I end up offering the internship to a young woman from Sweden, called Annika Magnberg. Annika did a dance training in Gothenburg, and is aware of Teater Eksem. She’s also got a band here, and has done lots of PR and the like. But, most important, she’s passionate about theatre and intercultural dialogue. And has the right sort of energy to be around our office for a few months. Good luck and welcome to her! She may well be writing the odd posting on this blog too.

Long and creative discussion with Gabrielle from Polygon. We’re both very pleased with the work we were able to do together on Origins, and want to continue the association. Some very interesting ideas about keeping Origins moving until the next festival through the education work, and for ways of building on the education aspects of the Trilogy. We’re thinking about linking workshops in China and the UK, so that the interculturalism becomes a direct part of the education work too.

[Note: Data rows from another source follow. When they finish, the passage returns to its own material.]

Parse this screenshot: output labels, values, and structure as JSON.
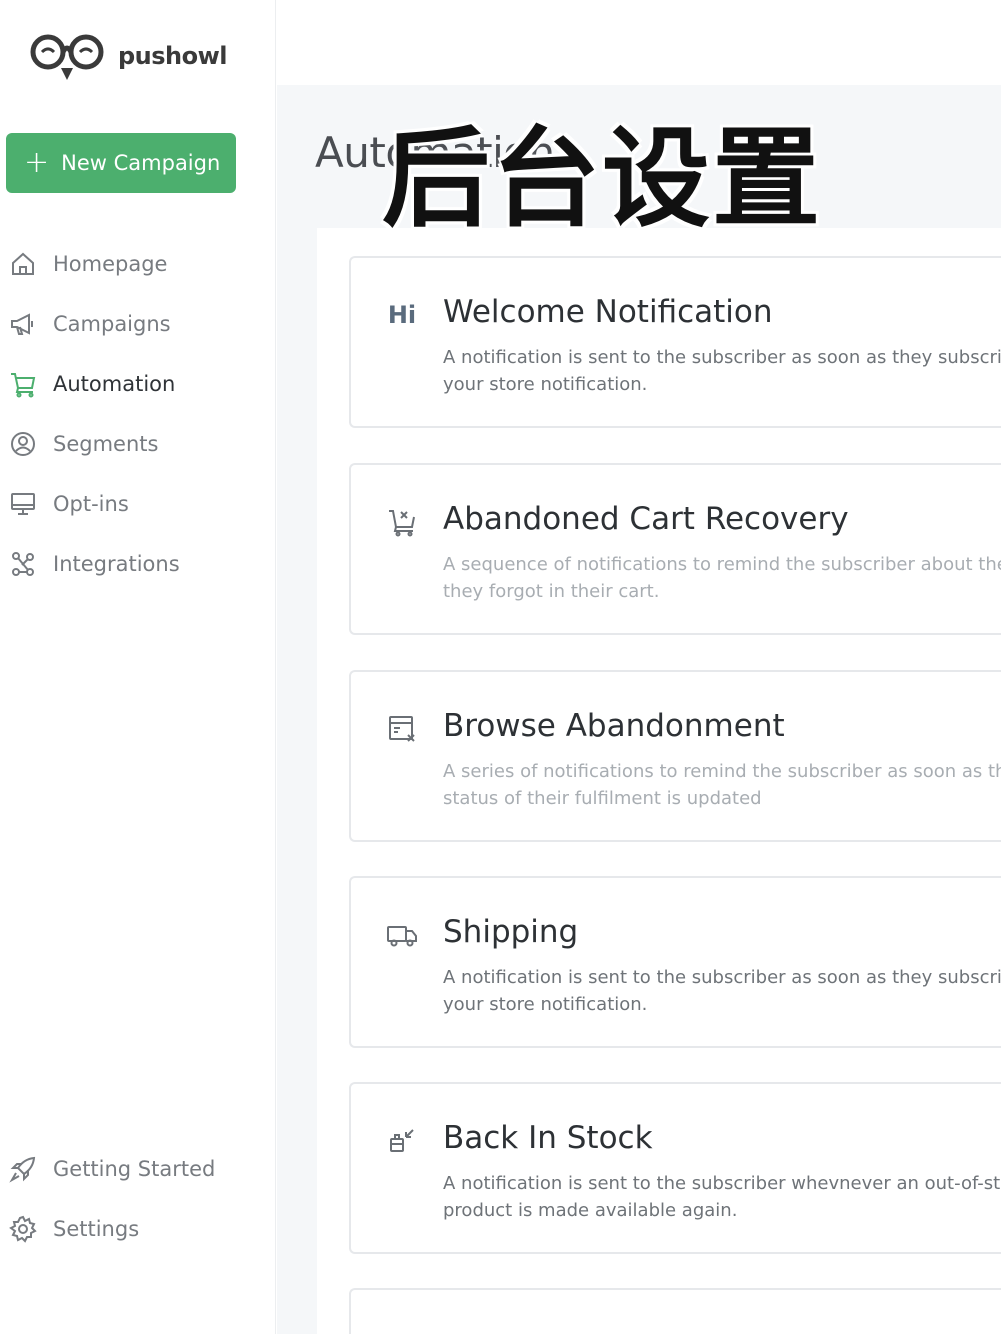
{
  "brand": {
    "name": "pushowl"
  },
  "sidebar": {
    "new_campaign_label": "New Campaign",
    "items": [
      {
        "label": "Homepage",
        "icon": "home-icon"
      },
      {
        "label": "Campaigns",
        "icon": "megaphone-icon"
      },
      {
        "label": "Automation",
        "icon": "cart-icon",
        "active": true
      },
      {
        "label": "Segments",
        "icon": "user-circle-icon"
      },
      {
        "label": "Opt-ins",
        "icon": "monitor-icon"
      },
      {
        "label": "Integrations",
        "icon": "integrations-icon"
      }
    ],
    "bottom_items": [
      {
        "label": "Getting Started",
        "icon": "rocket-icon"
      },
      {
        "label": "Settings",
        "icon": "gear-icon"
      }
    ]
  },
  "main": {
    "title": "Automation",
    "overlay_caption": "后台设置",
    "cards": [
      {
        "icon": "hi-icon",
        "icon_text": "Hi",
        "title": "Welcome Notification",
        "desc_line1": "A notification is sent to the subscriber as soon as they subscriber",
        "desc_line2": "your store notification."
      },
      {
        "icon": "cart-remove-icon",
        "title": "Abandoned Cart Recovery",
        "desc_line1": "A sequence of notifications to remind the subscriber about the ite",
        "desc_line2": "they forgot in their cart."
      },
      {
        "icon": "browse-icon",
        "title": "Browse Abandonment",
        "desc_line1": "A series of notifications to remind the subscriber as soon as the",
        "desc_line2": "status of their fulfilment is updated"
      },
      {
        "icon": "truck-icon",
        "title": "Shipping",
        "desc_line1": "A notification is sent to the subscriber as soon as they subscriber",
        "desc_line2": "your store notification."
      },
      {
        "icon": "restock-icon",
        "title": "Back In Stock",
        "desc_line1": "A notification is sent to the subscriber whevnever an out-of-stock",
        "desc_line2": "product is made available again."
      }
    ]
  },
  "colors": {
    "accent": "#4caf6e",
    "text": "#2d3135",
    "muted": "#777b80",
    "background": "#f5f7f9"
  }
}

I went to see Architecting at the Pit on Friday. It’s a piece about America’s failures to rebuild itself, after the Civil War and after Hurricane Katrina. The main resource it exploits for this is Gone With the Wind, both film, novel and cult – and it’s all done with wit and intelligence. So this is, in many ways, just the sort of theatre that excites me. But I wasn’t moved. The intellectual side took over so much that there wasn’t a real human engagement with the characters, and many of them weren’t very well acted either. There was a lot of engagement with technical possibilities too – but these also weren’t very elegantly done. Ideas alone aren’t enough – you’ve got to pull them off as well.